Development of the Flu-PRO instrument
The multi-disciplinary Flu-PRO development team used results of the concept elicitation interviews to draft an English version of the Flu-PRO instrument, including items, instructions, recall period, and response options. This ensured the instrument was grounded in the words and phrases that patients with influenza commonly use to describe the symptoms they experienced. A translatability assessment was performed by an expert in PRO instrument translation and ePRO formatting to ensure translatability of words and phrases, and suitability of conversion to ePRO format.

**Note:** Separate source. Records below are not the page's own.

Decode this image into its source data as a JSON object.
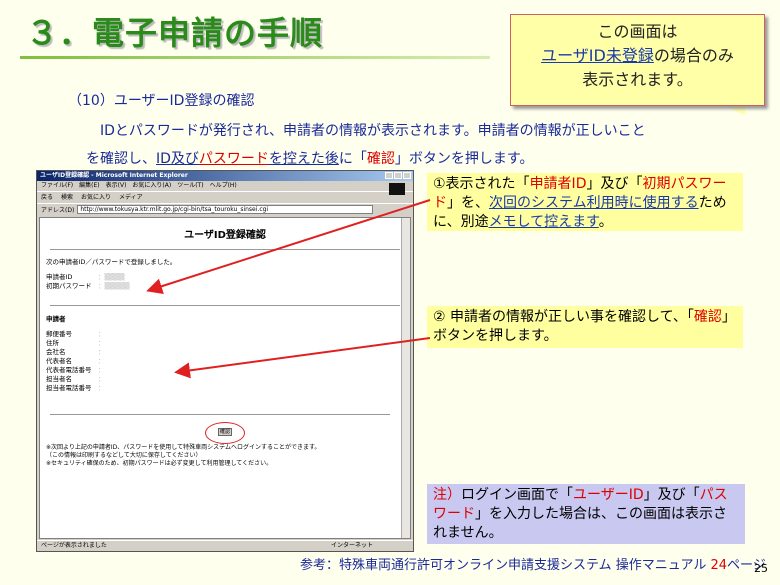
{
  "slide": {
    "title": "３．電子申請の手順",
    "section_head": "（10）ユーザーID登録の確認",
    "desc_line1": "IDとパスワードが発行され、申請者の情報が表示されます。申請者の情報が正しいこと",
    "desc_line2": {
      "p1": "を確認し、",
      "p2": "ID及び",
      "p3": "パスワード",
      "p4": "を控えた後",
      "p5": "に「",
      "p6": "確認",
      "p7": "」ボタンを押します。"
    },
    "page_number": "25"
  },
  "callout": {
    "line1": "この画面は",
    "line2a": "ユーザID未登録",
    "line2b": "の場合のみ",
    "line3": "表示されます。"
  },
  "browser": {
    "title": "ユーザID登録確認 - Microsoft Internet Explorer",
    "menu": [
      "ファイル(F)",
      "編集(E)",
      "表示(V)",
      "お気に入り(A)",
      "ツール(T)",
      "ヘルプ(H)"
    ],
    "toolbar": [
      "戻る",
      "検索",
      "お気に入り",
      "メディア"
    ],
    "address_label": "アドレス(D)",
    "address": "http://www.tokusya.ktr.mlit.go.jp/cgi-bin/tsa_touroku_sinsei.cgi",
    "page": {
      "heading": "ユーザID登録確認",
      "intro": "次の申請者ID／パスワードで登録しました。",
      "id_label": "申請者ID",
      "pw_label": "初期パスワード",
      "section": "申請者",
      "fields": [
        {
          "label": "郵便番号",
          "value": "："
        },
        {
          "label": "住所",
          "value": "："
        },
        {
          "label": "会社名",
          "value": "："
        },
        {
          "label": "代表者名",
          "value": "："
        },
        {
          "label": "代表者電話番号",
          "value": "："
        },
        {
          "label": "担当者名",
          "value": "："
        },
        {
          "label": "担当者電話番号",
          "value": "："
        }
      ],
      "button": "確認",
      "note1": "※次回より上記の申請者ID、パスワードを使用して特殊車両システムへログインすることができます。",
      "note2": "（この情報は印刷するなどして大切に保存してください）",
      "note3": "※セキュリティ確保のため、初期パスワードは必ず変更して利用管理してください。"
    },
    "status_left": "ページが表示されました",
    "status_right": "インターネット"
  },
  "annotations": {
    "a1": {
      "p1": "①表示された「",
      "p2": "申請者ID",
      "p3": "」及び「",
      "p4": "初期パスワード",
      "p5": "」を、",
      "p6": "次回のシステム利用時に使用する",
      "p7": "ために、別途",
      "p8": "メモして控えます",
      "p9": "。"
    },
    "a2": {
      "p1": "② 申請者の情報が正しい事を確認して、「",
      "p2": "確認",
      "p3": "」ボタンを押します。"
    },
    "a3": {
      "p1": "注）",
      "p2": "ログイン画面で「",
      "p3": "ユーザーID",
      "p4": "」及び「",
      "p5": "パスワード",
      "p6": "」を入力した場合は、この画面は表示されません。"
    }
  },
  "footer": {
    "p1": "参考：特殊車両通行許可オンライン申請支援システム 操作マニュアル ",
    "p2": "24",
    "p3": "ページ"
  }
}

An item definition dictionary and translation instructions were then developed and the draft Flu-PRO instrument was translated into Spanish using methods to ensure conceptual equivalence . The steps involved in using this method were: 1) two forward translations by native speakers of Spanish; 2) one reconciled version of the two forwards by a third native speaker of Spanish; 3) one back translation of the reconciled version into English by an English speaker fluent in Spanish; 4) comparison of source text and back-translated text to identify possible discrepancies by FACIT staff; 5) review of the translations and FACIT comments by the bilingual language coordinator (LC) for Spanish; 6) finalization of the translations by the LC for Spanish; 7) quality review and resolution of any outstanding harmonization issues by FACIT; and 8) formatting by FACIT staff and proofreading of the final questionnaire by two professional translators who are native speakers of Spanish. Prior to its use in the cognitive interviews, investigators from Mexico reviewed the translated version to assure consistency with the words and phrases participants from Mexico used during the elicitation phase.
Stage II: cognitive interviews
The purpose of the cognitive interviews was to assess subject comprehension and interpretability of the Flu-PRO, its ease of use, and completeness. The exclusion criteria and recruitment processes were the same as those used in the concept elicitation interviews outlined above. However, only participants with laboratory-confirmed influenza were enrolled within two weeks of diagnosis. A semi-structured interview guide was used to facilitate the cognitive interviews; questions assessed content coverage and participants’ understanding and interpretation of the Flu-PRO questionnaire (instructions, items, response options, recall period) with an open-ended question asking if there were any additional symptoms the person had experienced that were not covered in the questionnaire. As before, interviews were audio-recorded and transcribed verbatim. Sociodemographic and clinical/health-related questions were asked at the end of the interview with data used to characterize the sample. Mexico interviews were conducted in Spanish, transcribed, and translated into English for analyses. Item-by-item analyses were performed to assess clarity and consistency in interpretation across subjects, and to determine the need for adjustments or editorial changes before the instrument was finalized for quantitative evaluation.